Stanford Graduate School of Business today (March 30) maintained its number one ranking from U.S. News & World Report, while arch-rival Harvard Business School continued to languish on the most influential list of the top U.S. MBA programs. This year, Stanford gained sole possession of the top spot as the Wharton School slid into second place. Harvard gained one spot but ranks fifth this year in a tie with MIT’s Sloan School of Management.
Unlike recent MBA rankings from both The Economist and the Financial Times, the new U.S. News list ranks every major business school. Only two big B-school brands–Wharton and MIT–declined to provide new data for the ranking due to the COVID 19 pandemic. It is a testament to the power of the U.S. News‘ ranking. Every M7 business school boycotted The Economist‘s ranking, while five of the M7 schools–Harvard, Stanford, Wharton, MIT Sloan and Columbia–opted out of the FT ranking. Instead of excluding Wharton and MIT, however, U.S. News chose to use year-earlier admissions and employment data to make the ranking as useful as possible to prospective students.
Among the Top 25 winners, two business schools stood out for their improved performance: Georgetown University’s McDonough School of Business rose four places to place 21st, while Carnegie Mellon University’s Tepper School of Business moved up three spots to rank 16th in a tie with the University of Southern California’s Marshall School of Business. Dartmouth College’s Tuck School found its way back into the Top 10 by gaining two places from last year.
ADMIT RATE AT STANFORD JUMPED TWO FULL PERCENTAGE POINTS TO 8.9% LAST YEAR
Emory University’s Goizueta Business School, meantime, slipped four places to 26th, just outside the Top 25. And something of an upset occurred in Los Angeles: USC’s Marshall School of Business beat out UCLA’s Anderson School of Management to claim top honors in the key L.A. market. USC’s full-time MBA program jumped to 16th place from 17, UCLA’s offering slipped to 18th from 16th a year earlier.

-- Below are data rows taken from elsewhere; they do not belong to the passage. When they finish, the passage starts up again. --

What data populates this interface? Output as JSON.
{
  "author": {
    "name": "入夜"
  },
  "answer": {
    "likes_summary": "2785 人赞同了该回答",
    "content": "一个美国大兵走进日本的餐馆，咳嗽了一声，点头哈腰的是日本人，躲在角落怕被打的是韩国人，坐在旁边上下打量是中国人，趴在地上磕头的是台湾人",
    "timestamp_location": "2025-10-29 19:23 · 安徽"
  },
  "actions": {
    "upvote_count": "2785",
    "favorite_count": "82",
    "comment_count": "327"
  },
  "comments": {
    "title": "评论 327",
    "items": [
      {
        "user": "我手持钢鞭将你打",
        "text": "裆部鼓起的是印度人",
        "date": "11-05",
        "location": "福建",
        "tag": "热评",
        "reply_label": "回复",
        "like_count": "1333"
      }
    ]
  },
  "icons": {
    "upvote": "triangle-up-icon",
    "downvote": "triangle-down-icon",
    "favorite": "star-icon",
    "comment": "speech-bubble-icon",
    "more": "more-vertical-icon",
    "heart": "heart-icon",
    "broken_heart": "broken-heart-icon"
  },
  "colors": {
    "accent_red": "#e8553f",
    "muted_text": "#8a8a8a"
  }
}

Stanford kept its number one ranking despite falling off four of U.S. News specialty MBA rankings in project management, where the school ranked second last year, business analytics (6), information systems (6), and international business (15). Those sub-lists do not count in the overall MBA ranking, however, but they do reflect the judgments of other deans and senior faculty members. Still, the school posted the lowest admit rate of 8.9%, a rise of two percentage points from a year earlier, and the highest average salary and bonuses for its graduates at $176,083.
Harvard Business School’s fifth-place finish, although better than last year when it fell to sixth, its lowest rank ever in U.S. News‘ rankings, is largely a function of the magazine’s methodology. The average salary and bonus for Harvard’s MBAs last year was $171,785, a sum that is lower than six other schools in the Top 10. Harvard’s job rate of 82.5% at three months after graduation is also the lowest of any Top Ten business school. HBS also trailed key rivals in all three admission metrics used in the ranking: admit rate, undergraduate GPA, and average GMAT.
In fact, the average GMAT score of 727 for an enrolled Harvard MBA last year was behind three other peer schools–Stanford (733), Wharton (732) and Columbia (732)–and was tied with three others–Kellogg, MIT and UC-Berkeley Haas. And while Harvard’s peer assessment score of 4.8 was equal to Stanford, Wharton, and MIT, its scoring from corporate recruiters was just a tad behind Stanford and Wharton, 4.4 for HBS vs. 4.5 for No. 1 Stanford and No. 2 Wharton.